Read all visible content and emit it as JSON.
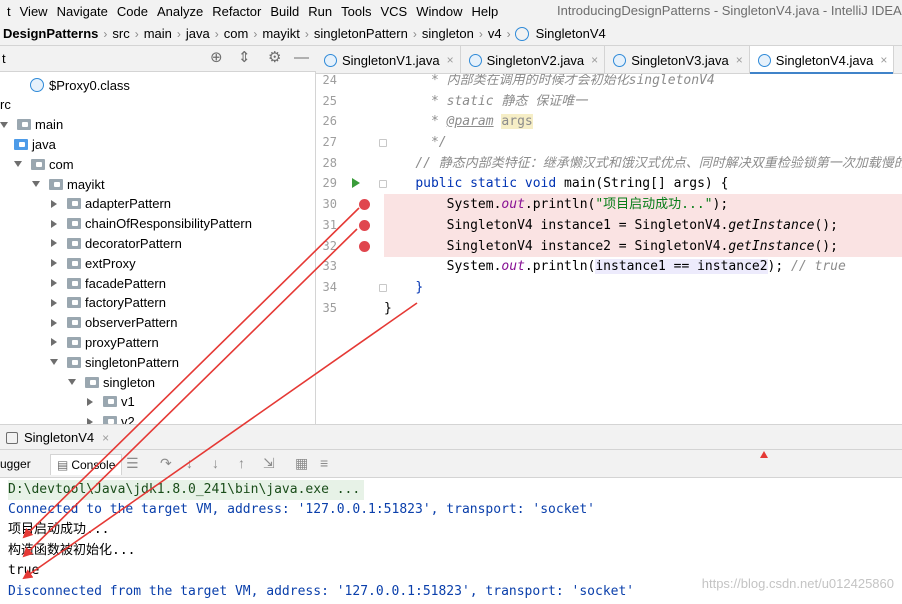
{
  "menu": {
    "items": [
      "t",
      "View",
      "Navigate",
      "Code",
      "Analyze",
      "Refactor",
      "Build",
      "Run",
      "Tools",
      "VCS",
      "Window",
      "Help"
    ],
    "window_title": "IntroducingDesignPatterns - SingletonV4.java - IntelliJ IDEA"
  },
  "breadcrumbs": [
    "DesignPatterns",
    "src",
    "main",
    "java",
    "com",
    "mayikt",
    "singletonPattern",
    "singleton",
    "v4",
    "SingletonV4"
  ],
  "project_panel": {
    "title": "t"
  },
  "tree": [
    {
      "label": "$Proxy0.class",
      "kind": "class",
      "indent": 30,
      "arrow": "none"
    },
    {
      "label": "rc",
      "kind": "text",
      "indent": 0,
      "arrow": "none"
    },
    {
      "label": "main",
      "kind": "folder",
      "indent": 0,
      "arrow": "down"
    },
    {
      "label": "java",
      "kind": "folder-blue",
      "indent": 0,
      "arrow": "none"
    },
    {
      "label": "com",
      "kind": "folder",
      "indent": 14,
      "arrow": "down"
    },
    {
      "label": "mayikt",
      "kind": "folder",
      "indent": 32,
      "arrow": "down"
    },
    {
      "label": "adapterPattern",
      "kind": "folder",
      "indent": 50,
      "arrow": "right"
    },
    {
      "label": "chainOfResponsibilityPattern",
      "kind": "folder",
      "indent": 50,
      "arrow": "right"
    },
    {
      "label": "decoratorPattern",
      "kind": "folder",
      "indent": 50,
      "arrow": "right"
    },
    {
      "label": "extProxy",
      "kind": "folder",
      "indent": 50,
      "arrow": "right"
    },
    {
      "label": "facadePattern",
      "kind": "folder",
      "indent": 50,
      "arrow": "right"
    },
    {
      "label": "factoryPattern",
      "kind": "folder",
      "indent": 50,
      "arrow": "right"
    },
    {
      "label": "observerPattern",
      "kind": "folder",
      "indent": 50,
      "arrow": "right"
    },
    {
      "label": "proxyPattern",
      "kind": "folder",
      "indent": 50,
      "arrow": "right"
    },
    {
      "label": "singletonPattern",
      "kind": "folder",
      "indent": 50,
      "arrow": "down"
    },
    {
      "label": "singleton",
      "kind": "folder",
      "indent": 68,
      "arrow": "down"
    },
    {
      "label": "v1",
      "kind": "folder",
      "indent": 86,
      "arrow": "right"
    },
    {
      "label": "v2",
      "kind": "folder",
      "indent": 86,
      "arrow": "right"
    }
  ],
  "editor_tabs": [
    {
      "label": "SingletonV1.java",
      "active": false
    },
    {
      "label": "SingletonV2.java",
      "active": false
    },
    {
      "label": "SingletonV3.java",
      "active": false
    },
    {
      "label": "SingletonV4.java",
      "active": true
    }
  ],
  "code": {
    "line_numbers": [
      "24",
      "25",
      "26",
      "27",
      "28",
      "29",
      "30",
      "31",
      "32",
      "33",
      "34",
      "35"
    ],
    "comment_24": "* 内部类在调用的时候才会初始化singletonV4",
    "comment_25": "* static 静态 保证唯一",
    "comment_26_a": "* ",
    "comment_26_tag": "@param",
    "comment_26_arg": "args",
    "comment_27": "*/",
    "comment_28": "// 静态内部类特征：继承懒汉式和饿汉式优点、同时解决双重检验锁第一次加载慢的",
    "line_29_kw": "public static void ",
    "line_29_rest": "main(String[] args) {",
    "line_30_a": "System.",
    "line_30_out": "out",
    "line_30_b": ".println(",
    "line_30_str": "\"项目启动成功...\"",
    "line_30_c": ");",
    "line_31_a": "SingletonV4 instance1 = SingletonV4.",
    "line_31_m": "getInstance",
    "line_31_b": "();",
    "line_32_a": "SingletonV4 instance2 = SingletonV4.",
    "line_32_m": "getInstance",
    "line_32_b": "();",
    "line_33_a": "System.",
    "line_33_out": "out",
    "line_33_b": ".println(",
    "line_33_hl": "instance1 == instance2",
    "line_33_c": "); ",
    "line_33_cm": "// true",
    "line_34": "}",
    "line_35": "}"
  },
  "run_panel": {
    "tab_label": "SingletonV4",
    "debugger_label": "ugger",
    "console_label": "Console"
  },
  "console": {
    "lines": [
      {
        "text": "D:\\devtool\\Java\\jdk1.8.0_241\\bin\\java.exe ...",
        "kind": "cmd"
      },
      {
        "text": "Connected to the target VM, address: '127.0.0.1:51823', transport: 'socket'",
        "kind": "sys"
      },
      {
        "text": "项目启动成功...",
        "kind": "out"
      },
      {
        "text": "构造函数被初始化...",
        "kind": "out"
      },
      {
        "text": "true",
        "kind": "out"
      },
      {
        "text": "Disconnected from the target VM, address: '127.0.0.1:51823', transport: 'socket'",
        "kind": "sys"
      }
    ],
    "watermark": "https://blog.csdn.net/u012425860"
  },
  "colors": {
    "breakpoint": "#e0464e",
    "annotation_arrow": "#e53935",
    "keyword": "#0033b3",
    "string": "#067d17",
    "comment": "#8c8c8c",
    "active_tab_underline": "#4083c9"
  }
}
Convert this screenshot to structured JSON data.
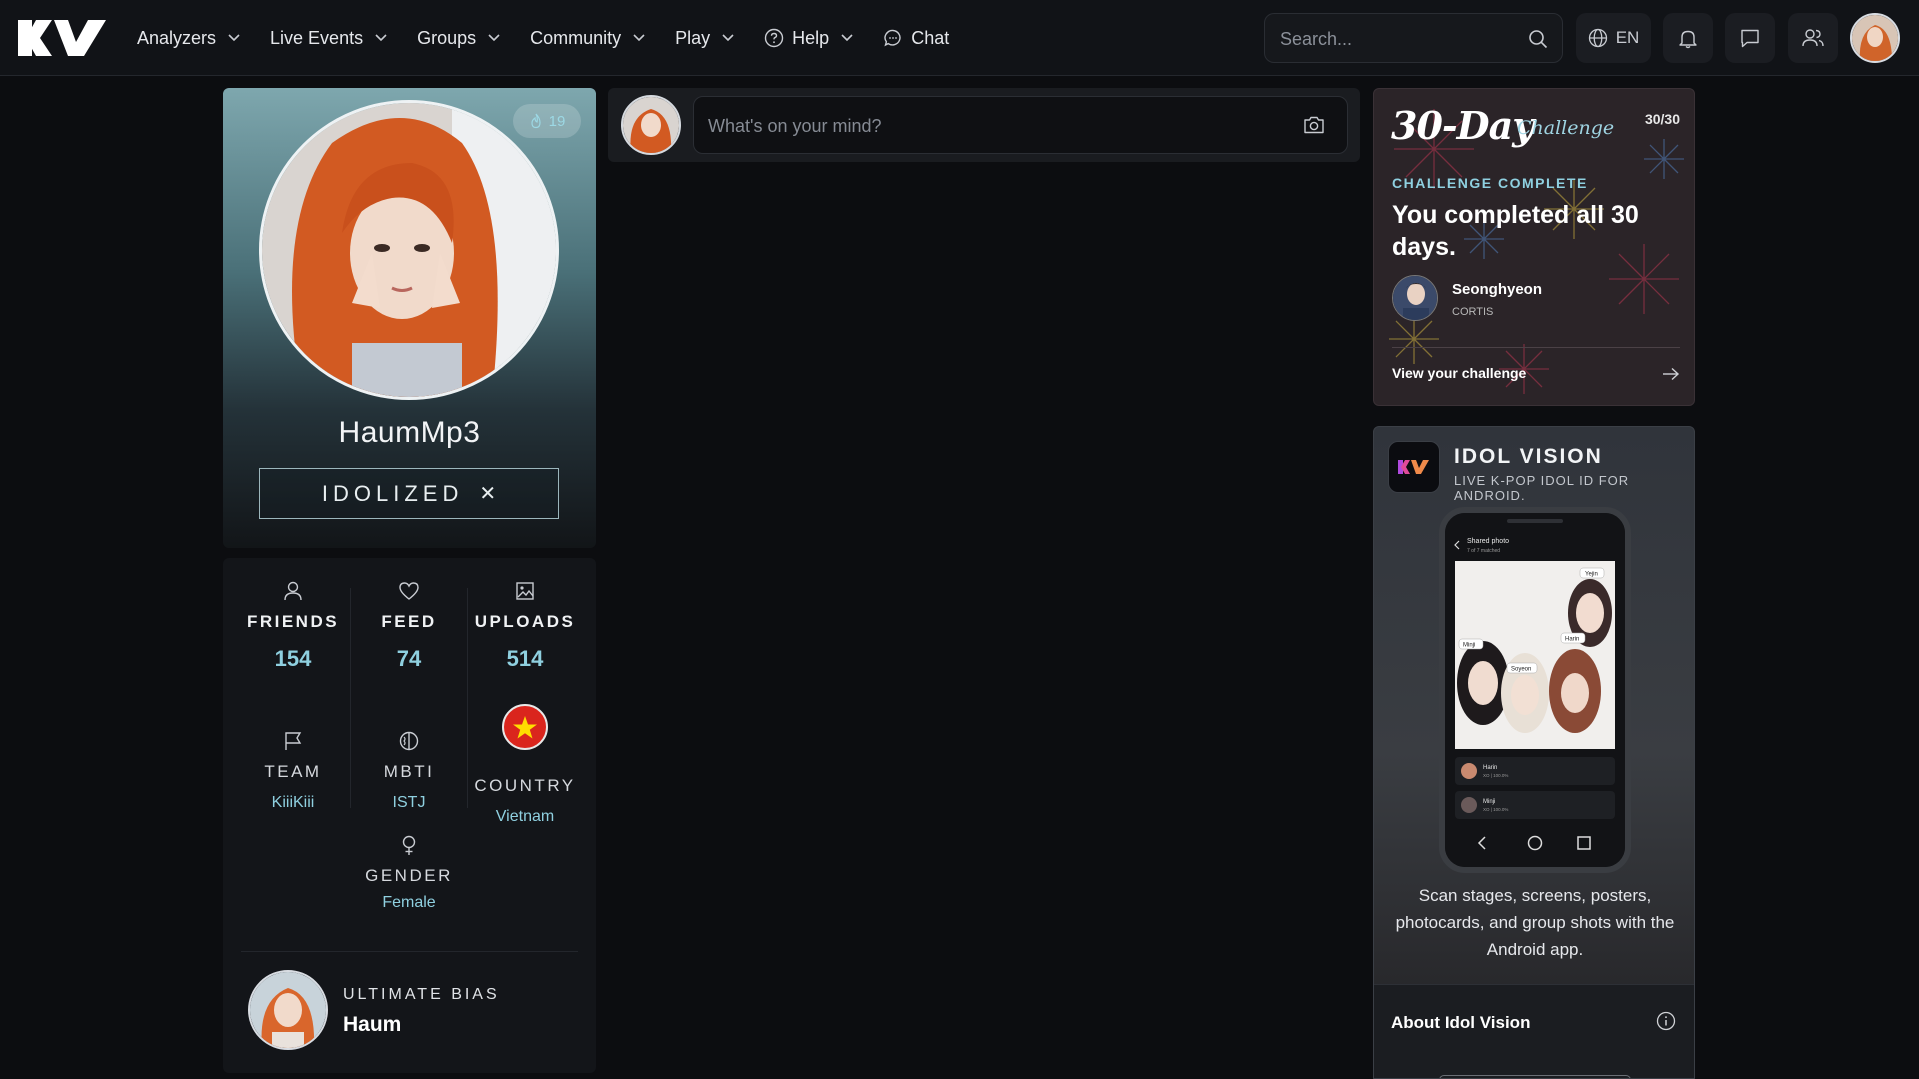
{
  "header": {
    "nav": [
      {
        "label": "Analyzers"
      },
      {
        "label": "Live Events"
      },
      {
        "label": "Groups"
      },
      {
        "label": "Community"
      },
      {
        "label": "Play"
      },
      {
        "label": "Help"
      },
      {
        "label": "Chat"
      }
    ],
    "search_placeholder": "Search...",
    "language": "EN"
  },
  "profile": {
    "badge_count": "19",
    "username": "HaumMp3",
    "idolized_label": "IDOLIZED",
    "idolized_close": "✕"
  },
  "stats": {
    "friends": {
      "label": "FRIENDS",
      "value": "154"
    },
    "feed": {
      "label": "FEED",
      "value": "74"
    },
    "uploads": {
      "label": "UPLOADS",
      "value": "514"
    },
    "team": {
      "label": "TEAM",
      "value": "KiiiKiii"
    },
    "mbti": {
      "label": "MBTI",
      "value": "ISTJ"
    },
    "country": {
      "label": "COUNTRY",
      "value": "Vietnam"
    },
    "gender": {
      "label": "GENDER",
      "value": "Female"
    },
    "bias_label": "ULTIMATE BIAS",
    "bias_name": "Haum"
  },
  "composer": {
    "placeholder": "What's on your mind?"
  },
  "challenge": {
    "title_main": "30-Day",
    "title_script": "Challenge",
    "count": "30/30",
    "status": "CHALLENGE COMPLETE",
    "message": "You completed all 30 days.",
    "user": "Seonghyeon",
    "group": "CORTIS",
    "link": "View your challenge"
  },
  "vision": {
    "title": "IDOL VISION",
    "subtitle": "LIVE K-POP IDOL ID FOR ANDROID.",
    "description": "Scan stages, screens, posters, photocards, and group shots with the Android app.",
    "about": "About Idol Vision",
    "phone": {
      "header": "Shared photo",
      "subheader": "7 of 7 matched",
      "tags": [
        "Yejin",
        "Minji",
        "Soyeon",
        "Harin"
      ],
      "list": [
        {
          "name": "Harin",
          "meta": "XO | 100.0%"
        },
        {
          "name": "Minji",
          "meta": "XO | 100.0%"
        }
      ]
    }
  },
  "colors": {
    "accent": "#8fd0e0",
    "background": "#0c0d10",
    "flag_red": "#da251d",
    "flag_star": "#ffdd00"
  }
}
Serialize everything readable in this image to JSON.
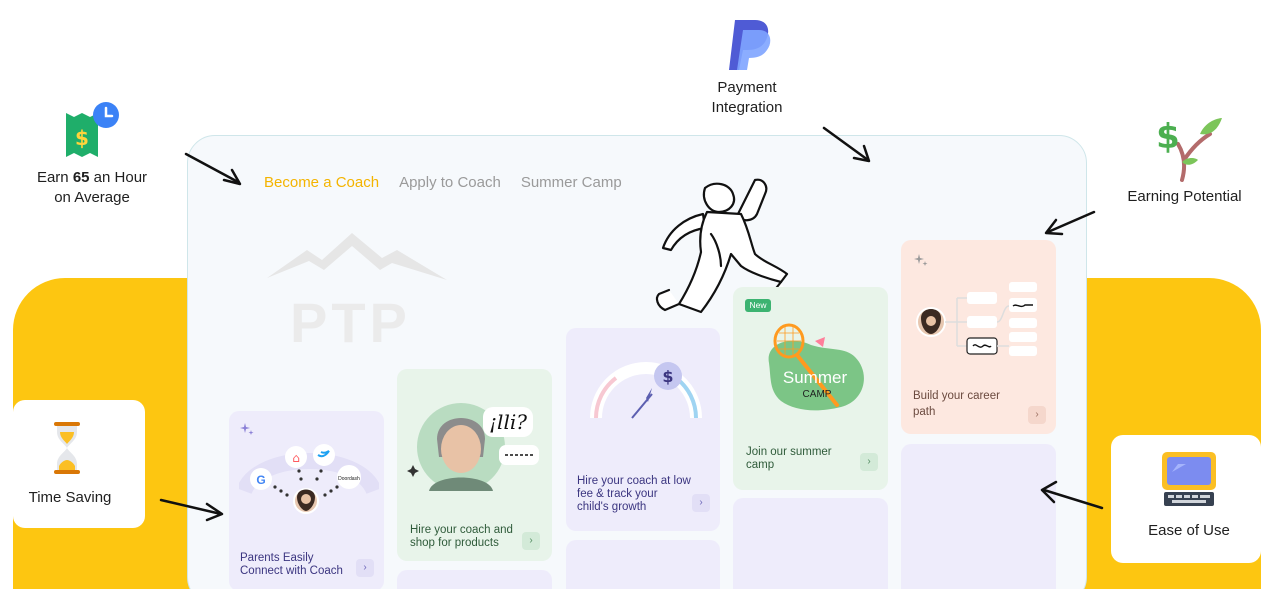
{
  "nav": {
    "items": [
      {
        "label": "Become a Coach",
        "active": true
      },
      {
        "label": "Apply to Coach",
        "active": false
      },
      {
        "label": "Summer Camp",
        "active": false
      }
    ]
  },
  "logo": {
    "text": "PTP"
  },
  "features": {
    "earn": {
      "prefix": "Earn ",
      "amount": "65",
      "suffix": " an Hour",
      "line2": "on Average"
    },
    "payment": {
      "line1": "Payment",
      "line2": "Integration"
    },
    "earning": {
      "label": "Earning Potential"
    },
    "time": {
      "label": "Time Saving"
    },
    "ease": {
      "label": "Ease of Use"
    }
  },
  "cards": {
    "connect": {
      "line1": "Parents Easily",
      "line2": "Connect with Coach"
    },
    "shop": {
      "line1": "Hire your coach and",
      "line2": "shop for products"
    },
    "hire_fee": {
      "line1": "Hire your coach at low",
      "line2": "fee & track your",
      "line3": "child's growth"
    },
    "camp": {
      "badge": "New",
      "title": "Summer",
      "subtitle": "CAMP",
      "line1": "Join our summer",
      "line2": "camp"
    },
    "career": {
      "line1": "Build your career",
      "line2": "path"
    }
  },
  "colors": {
    "yellow": "#fdc611",
    "nav_active": "#f4b400",
    "paypal_dark": "#253b80",
    "paypal_light": "#179bd7",
    "green_badge": "#3cb371"
  }
}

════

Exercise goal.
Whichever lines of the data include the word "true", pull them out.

The completed task.
      "active": true
    "line_33_cm": "// true",
        "text": "true",
        "active": true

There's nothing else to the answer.